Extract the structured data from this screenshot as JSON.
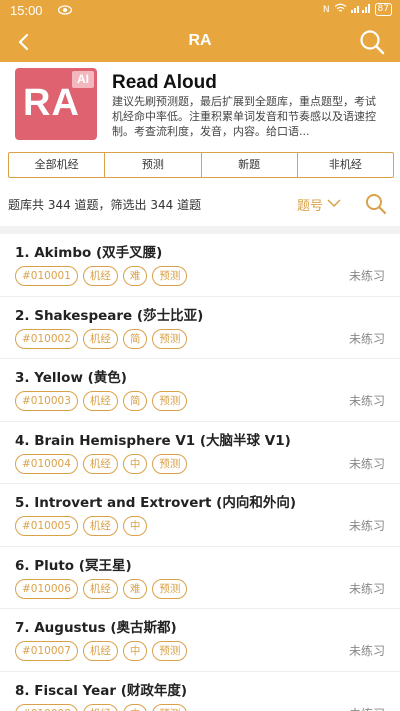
{
  "status": {
    "time": "15:00",
    "battery": "87"
  },
  "appbar": {
    "title": "RA"
  },
  "header": {
    "logo_text": "RA",
    "logo_badge": "AI",
    "name": "Read Aloud",
    "desc": "建议先刷预测题，最后扩展到全题库，重点题型，考试机经命中率低。注重积累单词发音和节奏感以及语速控制。考查流利度，发音，内容。给口语..."
  },
  "filters": [
    "全部机经",
    "预测",
    "新题",
    "非机经"
  ],
  "summary": {
    "text": "题库共 344 道题，筛选出 344 道题",
    "sort": "题号"
  },
  "colors": {
    "accent": "#e8a63f",
    "tag": "#d9a24a",
    "logo": "#de6270"
  },
  "items": [
    {
      "title": "1. Akimbo (双手叉腰)",
      "tags": [
        "#010001",
        "机经",
        "难",
        "预测"
      ],
      "status": "未练习"
    },
    {
      "title": "2. Shakespeare (莎士比亚)",
      "tags": [
        "#010002",
        "机经",
        "简",
        "预测"
      ],
      "status": "未练习"
    },
    {
      "title": "3. Yellow (黄色)",
      "tags": [
        "#010003",
        "机经",
        "简",
        "预测"
      ],
      "status": "未练习"
    },
    {
      "title": "4. Brain Hemisphere V1 (大脑半球 V1)",
      "tags": [
        "#010004",
        "机经",
        "中",
        "预测"
      ],
      "status": "未练习"
    },
    {
      "title": "5. Introvert and Extrovert (内向和外向)",
      "tags": [
        "#010005",
        "机经",
        "中"
      ],
      "status": "未练习"
    },
    {
      "title": "6. Pluto (冥王星)",
      "tags": [
        "#010006",
        "机经",
        "难",
        "预测"
      ],
      "status": "未练习"
    },
    {
      "title": "7. Augustus (奥古斯都)",
      "tags": [
        "#010007",
        "机经",
        "中",
        "预测"
      ],
      "status": "未练习"
    },
    {
      "title": "8. Fiscal Year (财政年度)",
      "tags": [
        "#010008",
        "机经",
        "中",
        "预测"
      ],
      "status": "未练习"
    }
  ]
}
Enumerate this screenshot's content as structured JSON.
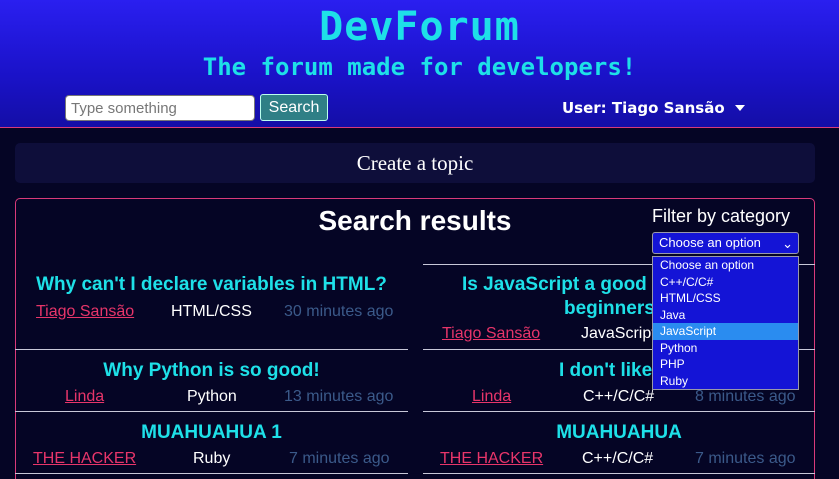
{
  "header": {
    "title": "DevForum",
    "subtitle": "The forum made for developers!",
    "search_placeholder": "Type something",
    "search_label": "Search",
    "user_label": "User: Tiago Sansão"
  },
  "create_topic_label": "Create a topic",
  "results": {
    "title": "Search results",
    "filter_label": "Filter by category",
    "filter_selected": "Choose an option",
    "filter_options": [
      "Choose an option",
      "C++/C/C#",
      "HTML/CSS",
      "Java",
      "JavaScript",
      "Python",
      "PHP",
      "Ruby"
    ],
    "filter_highlighted": "JavaScript"
  },
  "topics": [
    {
      "title": "Why can't I declare variables in HTML?",
      "author": "Tiago Sansão",
      "category": "HTML/CSS",
      "time": "30 minutes ago"
    },
    {
      "title": "Is JavaScript a good",
      "title2": "beginners",
      "author": "Tiago Sansão",
      "category": "JavaScript"
    },
    {
      "title": "Why Python is so good!",
      "author": "Linda",
      "category": "Python",
      "time": "13 minutes ago"
    },
    {
      "title": "I don't like",
      "author": "Linda",
      "category": "C++/C/C#",
      "time": "8 minutes ago"
    },
    {
      "title": "MUAHUAHUA 1",
      "author": "THE HACKER",
      "category": "Ruby",
      "time": "7 minutes ago"
    },
    {
      "title": "MUAHUAHUA",
      "author": "THE HACKER",
      "category": "C++/C/C#",
      "time": "7 minutes ago"
    }
  ],
  "colors": {
    "header_bg": "#1a12c8",
    "brand": "#1ee0e8",
    "accent_border": "#d93a7a",
    "author_link": "#e8356a",
    "time_text": "#3b5a8a",
    "page_bg": "#050525"
  }
}
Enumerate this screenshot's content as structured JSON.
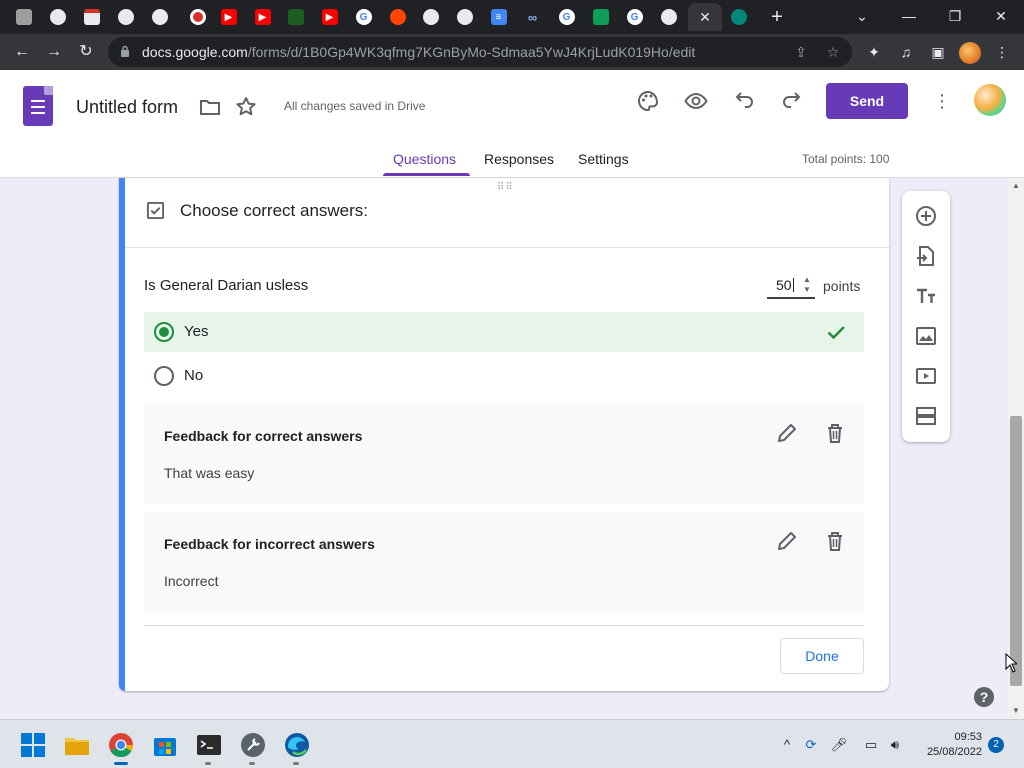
{
  "browser": {
    "address_host": "docs.google.com",
    "address_path": "/forms/d/1B0Gp4WK3qfmg7KGnByMo-Sdmaa5YwJ4KrjLudK019Ho/edit",
    "tab_favicons": [
      "app-icon",
      "chrome-icon",
      "calendar-icon",
      "chrome-icon",
      "chrome-icon",
      "record-icon",
      "youtube-icon",
      "youtube-icon",
      "app-icon",
      "youtube-icon",
      "google-icon",
      "reddit-icon",
      "chrome-icon",
      "chrome-icon",
      "docs-icon",
      "link-icon",
      "google-icon",
      "chat-icon",
      "google-icon",
      "chrome-icon",
      "chrome-icon",
      "hangouts-icon"
    ]
  },
  "form": {
    "title": "Untitled form",
    "save_status": "All changes saved in Drive",
    "send_label": "Send",
    "tabs": [
      {
        "label": "Questions",
        "active": true
      },
      {
        "label": "Responses",
        "active": false
      },
      {
        "label": "Settings",
        "active": false
      }
    ],
    "total_points": "Total points: 100"
  },
  "answer_key": {
    "heading": "Choose correct answers:",
    "question": "Is General Darian usless",
    "points_value": "50",
    "points_label": "points",
    "options": [
      {
        "label": "Yes",
        "correct": true
      },
      {
        "label": "No",
        "correct": false
      }
    ],
    "feedback_correct": {
      "title": "Feedback for correct answers",
      "text": "That was easy"
    },
    "feedback_incorrect": {
      "title": "Feedback for incorrect answers",
      "text": "Incorrect"
    },
    "done_label": "Done"
  },
  "taskbar": {
    "time": "09:53",
    "date": "25/08/2022",
    "notification_count": "2"
  },
  "colors": {
    "accent": "#673ab7",
    "correct": "#1e8e3e",
    "card_accent": "#4285f4",
    "link": "#1a73e8"
  }
}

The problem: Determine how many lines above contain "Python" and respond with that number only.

Reply: 3